Today, in our world, one of the things the Nothing represents is the ideological threat of white supremacy and white supremacist violence against marginalized communities. And lone wolf shooters are its personification, even though they are far from lone; they are part of a vast network of radicalized whites who actively promote the genocide of minorities.
The American president’s ongoing anti-immigrant rhetoric about “invaders” and “invasions” has been stoking the misplaced despair of white folks who mistakenly think they are losing their country to people of color. Because of this, Latinx families are being separated without plans for reunification. The Trump administration proposed a Muslim ban even though the majority of terrorist crimes in the United States are performed by white right-wingers. Unarmed Black men are being gunned down by police, and law enforcement is complicit in upholding much of the racist rhetoric being shared daily by the president. After all, the America as we know it was founded on the notion of white supremacy. This “despair” and spiritual Nothing based in white nationalism is leading disgruntled white folks to hunt down those they perceive as threatening the white world order they feel they are owed.
You can see the Nothing in the dead eyes but beaming smiles of Trump and Melania as they hold a baby orphaned by Trump’s own racist calls-to-(white)-arms in El Paso. Trump giving a thumb’s up to signal that his divisive rhetoric has been successful is further evidence that the darkness in his soul is pervasive and fundamental. “I really don’t care, do you?” is one of the First Lady’s signature catchphrases.
Mass shootings in schools, festivals, churches, synagogues, movie theaters, and so many other public spaces have people — in particular minorities and marginalized folks — terrified to exist outside of their own homes. Yet, only a few people in power are willing to call any of this terrorism when it clearly fits the legal definition.

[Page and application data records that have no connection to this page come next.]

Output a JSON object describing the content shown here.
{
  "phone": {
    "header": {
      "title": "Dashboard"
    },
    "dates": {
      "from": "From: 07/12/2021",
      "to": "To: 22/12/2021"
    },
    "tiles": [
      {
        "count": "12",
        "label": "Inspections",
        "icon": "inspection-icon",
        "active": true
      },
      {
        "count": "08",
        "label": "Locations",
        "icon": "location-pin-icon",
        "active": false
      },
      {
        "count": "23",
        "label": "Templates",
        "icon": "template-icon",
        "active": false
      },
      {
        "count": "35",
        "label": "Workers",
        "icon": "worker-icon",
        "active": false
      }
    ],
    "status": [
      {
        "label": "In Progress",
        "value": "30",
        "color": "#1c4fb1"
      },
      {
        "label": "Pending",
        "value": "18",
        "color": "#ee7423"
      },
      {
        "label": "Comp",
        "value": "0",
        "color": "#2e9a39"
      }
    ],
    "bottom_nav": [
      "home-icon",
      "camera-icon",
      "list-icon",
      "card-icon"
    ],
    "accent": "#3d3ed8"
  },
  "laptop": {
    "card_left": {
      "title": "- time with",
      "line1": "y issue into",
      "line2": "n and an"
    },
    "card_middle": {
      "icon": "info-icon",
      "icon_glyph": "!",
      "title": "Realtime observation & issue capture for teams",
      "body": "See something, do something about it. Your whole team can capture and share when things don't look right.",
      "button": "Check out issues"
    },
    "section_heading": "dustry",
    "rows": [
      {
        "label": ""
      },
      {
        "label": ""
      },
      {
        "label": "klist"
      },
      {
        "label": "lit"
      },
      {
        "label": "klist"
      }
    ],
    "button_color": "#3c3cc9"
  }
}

But the Nothing and its devastating presence as represented by the Trump regime doesn’t only extend to destructive white nationalism. They have rolled back environmental protections helping curb climate change. Offshore oil drilling has resumed even as it risks people’s access to clean water as well as environmental damage. They have undone protections for LGBTQ students in schools. People are dying while rationing their medicine because of new policies that favor pharmaceutical companies rather than American citizens. The Endangered Species Act is being gutted, as well as protections for national parks. And so much more. The Nothing isn’t just a threat to Fantasia anymore. It’s a threat to life here on Earth.
When The NeverEnding Story comes to a close, we learn that Atreyu had lived his part of the story many times before. The fight against apathy and hopelessness is a story that never ends. Unfortunately, the lone wolf as an agent of the Nothing embodied by today’s mass shooters and the political regime that encourages their violence is a modern reading of this narrative that only makes The NeverEnding Story even more relevant and timeless for its 35th birthday. For people of color, fighting white supremacy is also a never-ending story.
The NeverEnding Story hinges on the Empress (Tami Stronach) needing and getting a new name to save her world. In our current human story, we need people in power to have the courage to call things by the name that already exists. In the case of lone wolf white supremacist shooters, that name is “terrorist.” Use it.
P.S. For a slightly more hopeful reading of most beloved The NeverEnding Story, click here.